* **Exercise objective**: A word-for-word restatement of all the records is the required answer.

* **Supplied data**:

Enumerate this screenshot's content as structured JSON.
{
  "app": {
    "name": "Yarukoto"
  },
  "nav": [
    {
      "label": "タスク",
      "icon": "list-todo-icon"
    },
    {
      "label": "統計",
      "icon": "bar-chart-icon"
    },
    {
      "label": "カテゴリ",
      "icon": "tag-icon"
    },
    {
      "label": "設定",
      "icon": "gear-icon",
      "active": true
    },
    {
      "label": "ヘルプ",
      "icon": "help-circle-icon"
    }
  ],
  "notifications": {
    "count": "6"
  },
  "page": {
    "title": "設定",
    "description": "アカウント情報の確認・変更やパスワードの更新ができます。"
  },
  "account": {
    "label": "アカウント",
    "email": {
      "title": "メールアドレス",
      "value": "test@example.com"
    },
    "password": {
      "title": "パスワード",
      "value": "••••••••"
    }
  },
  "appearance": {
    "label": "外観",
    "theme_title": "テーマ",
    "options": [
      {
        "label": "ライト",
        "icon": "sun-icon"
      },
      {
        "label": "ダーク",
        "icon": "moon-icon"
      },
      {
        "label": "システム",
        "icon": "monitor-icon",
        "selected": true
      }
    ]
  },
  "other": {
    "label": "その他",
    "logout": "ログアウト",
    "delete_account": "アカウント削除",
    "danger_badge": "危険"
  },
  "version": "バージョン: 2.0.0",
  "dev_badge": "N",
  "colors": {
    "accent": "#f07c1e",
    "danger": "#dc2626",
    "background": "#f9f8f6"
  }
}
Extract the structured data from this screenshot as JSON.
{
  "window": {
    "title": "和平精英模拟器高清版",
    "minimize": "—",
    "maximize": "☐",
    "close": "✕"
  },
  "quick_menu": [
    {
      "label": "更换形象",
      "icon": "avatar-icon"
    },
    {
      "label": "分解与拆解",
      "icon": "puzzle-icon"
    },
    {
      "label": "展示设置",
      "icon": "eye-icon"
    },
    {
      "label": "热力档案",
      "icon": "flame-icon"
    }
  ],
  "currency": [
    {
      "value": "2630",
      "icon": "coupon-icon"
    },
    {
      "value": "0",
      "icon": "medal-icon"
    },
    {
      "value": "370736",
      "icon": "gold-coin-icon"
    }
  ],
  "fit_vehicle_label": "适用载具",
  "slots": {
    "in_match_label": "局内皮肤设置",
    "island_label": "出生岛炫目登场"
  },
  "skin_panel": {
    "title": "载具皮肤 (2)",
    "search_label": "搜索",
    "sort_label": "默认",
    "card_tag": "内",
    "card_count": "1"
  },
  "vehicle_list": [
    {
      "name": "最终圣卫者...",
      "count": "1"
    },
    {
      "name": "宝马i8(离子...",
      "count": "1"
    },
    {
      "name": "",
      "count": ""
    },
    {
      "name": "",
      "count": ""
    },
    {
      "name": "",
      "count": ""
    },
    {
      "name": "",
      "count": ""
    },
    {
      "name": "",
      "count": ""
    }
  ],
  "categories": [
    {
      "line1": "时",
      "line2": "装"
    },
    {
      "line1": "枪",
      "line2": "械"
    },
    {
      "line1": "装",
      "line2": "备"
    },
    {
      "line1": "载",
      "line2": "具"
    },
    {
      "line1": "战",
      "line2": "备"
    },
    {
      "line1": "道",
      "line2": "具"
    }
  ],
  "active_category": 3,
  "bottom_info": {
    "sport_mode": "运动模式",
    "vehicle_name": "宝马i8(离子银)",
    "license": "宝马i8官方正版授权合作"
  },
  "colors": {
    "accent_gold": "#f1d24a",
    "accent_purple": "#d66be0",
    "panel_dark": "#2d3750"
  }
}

* **The completed task**:
Enumerate this screenshot's content as structured JSON.
{
  "app": {
    "name": "Yarukoto"
  },
  "nav": [
    {
      "label": "タスク",
      "icon": "list-todo-icon"
    },
    {
      "label": "統計",
      "icon": "bar-chart-icon"
    },
    {
      "label": "カテゴリ",
      "icon": "tag-icon"
    },
    {
      "label": "設定",
      "icon": "gear-icon",
      "active": true
    },
    {
      "label": "ヘルプ",
      "icon": "help-circle-icon"
    }
  ],
  "notifications": {
    "count": "6"
  },
  "page": {
    "title": "設定",
    "description": "アカウント情報の確認・変更やパスワードの更新ができます。"
  },
  "account": {
    "label": "アカウント",
    "email": {
      "title": "メールアドレス",
      "value": "test@example.com"
    },
    "password": {
      "title": "パスワード",
      "value": "••••••••"
    }
  },
  "appearance": {
    "label": "外観",
    "theme_title": "テーマ",
    "options": [
      {
        "label": "ライト",
        "icon": "sun-icon"
      },
      {
        "label": "ダーク",
        "icon": "moon-icon"
      },
      {
        "label": "システム",
        "icon": "monitor-icon",
        "selected": true
      }
    ]
  },
  "other": {
    "label": "その他",
    "logout": "ログアウト",
    "delete_account": "アカウント削除",
    "danger_badge": "危険"
  },
  "version": "バージョン: 2.0.0",
  "dev_badge": "N",
  "colors": {
    "accent": "#f07c1e",
    "danger": "#dc2626",
    "background": "#f9f8f6"
  }
}
Extract the structured data from this screenshot as JSON.
{
  "window": {
    "title": "和平精英模拟器高清版",
    "minimize": "—",
    "maximize": "☐",
    "close": "✕"
  },
  "quick_menu": [
    {
      "label": "更换形象",
      "icon": "avatar-icon"
    },
    {
      "label": "分解与拆解",
      "icon": "puzzle-icon"
    },
    {
      "label": "展示设置",
      "icon": "eye-icon"
    },
    {
      "label": "热力档案",
      "icon": "flame-icon"
    }
  ],
  "currency": [
    {
      "value": "2630",
      "icon": "coupon-icon"
    },
    {
      "value": "0",
      "icon": "medal-icon"
    },
    {
      "value": "370736",
      "icon": "gold-coin-icon"
    }
  ],
  "fit_vehicle_label": "适用载具",
  "slots": {
    "in_match_label": "局内皮肤设置",
    "island_label": "出生岛炫目登场"
  },
  "skin_panel": {
    "title": "载具皮肤 (2)",
    "search_label": "搜索",
    "sort_label": "默认",
    "card_tag": "内",
    "card_count": "1"
  },
  "vehicle_list": [
    {
      "name": "最终圣卫者...",
      "count": "1"
    },
    {
      "name": "宝马i8(离子...",
      "count": "1"
    },
    {
      "name": "",
      "count": ""
    },
    {
      "name": "",
      "count": ""
    },
    {
      "name": "",
      "count": ""
    },
    {
      "name": "",
      "count": ""
    },
    {
      "name": "",
      "count": ""
    }
  ],
  "categories": [
    {
      "line1": "时",
      "line2": "装"
    },
    {
      "line1": "枪",
      "line2": "械"
    },
    {
      "line1": "装",
      "line2": "备"
    },
    {
      "line1": "载",
      "line2": "具"
    },
    {
      "line1": "战",
      "line2": "备"
    },
    {
      "line1": "道",
      "line2": "具"
    }
  ],
  "active_category": 3,
  "bottom_info": {
    "sport_mode": "运动模式",
    "vehicle_name": "宝马i8(离子银)",
    "license": "宝马i8官方正版授权合作"
  },
  "colors": {
    "accent_gold": "#f1d24a",
    "accent_purple": "#d66be0",
    "panel_dark": "#2d3750"
  }
}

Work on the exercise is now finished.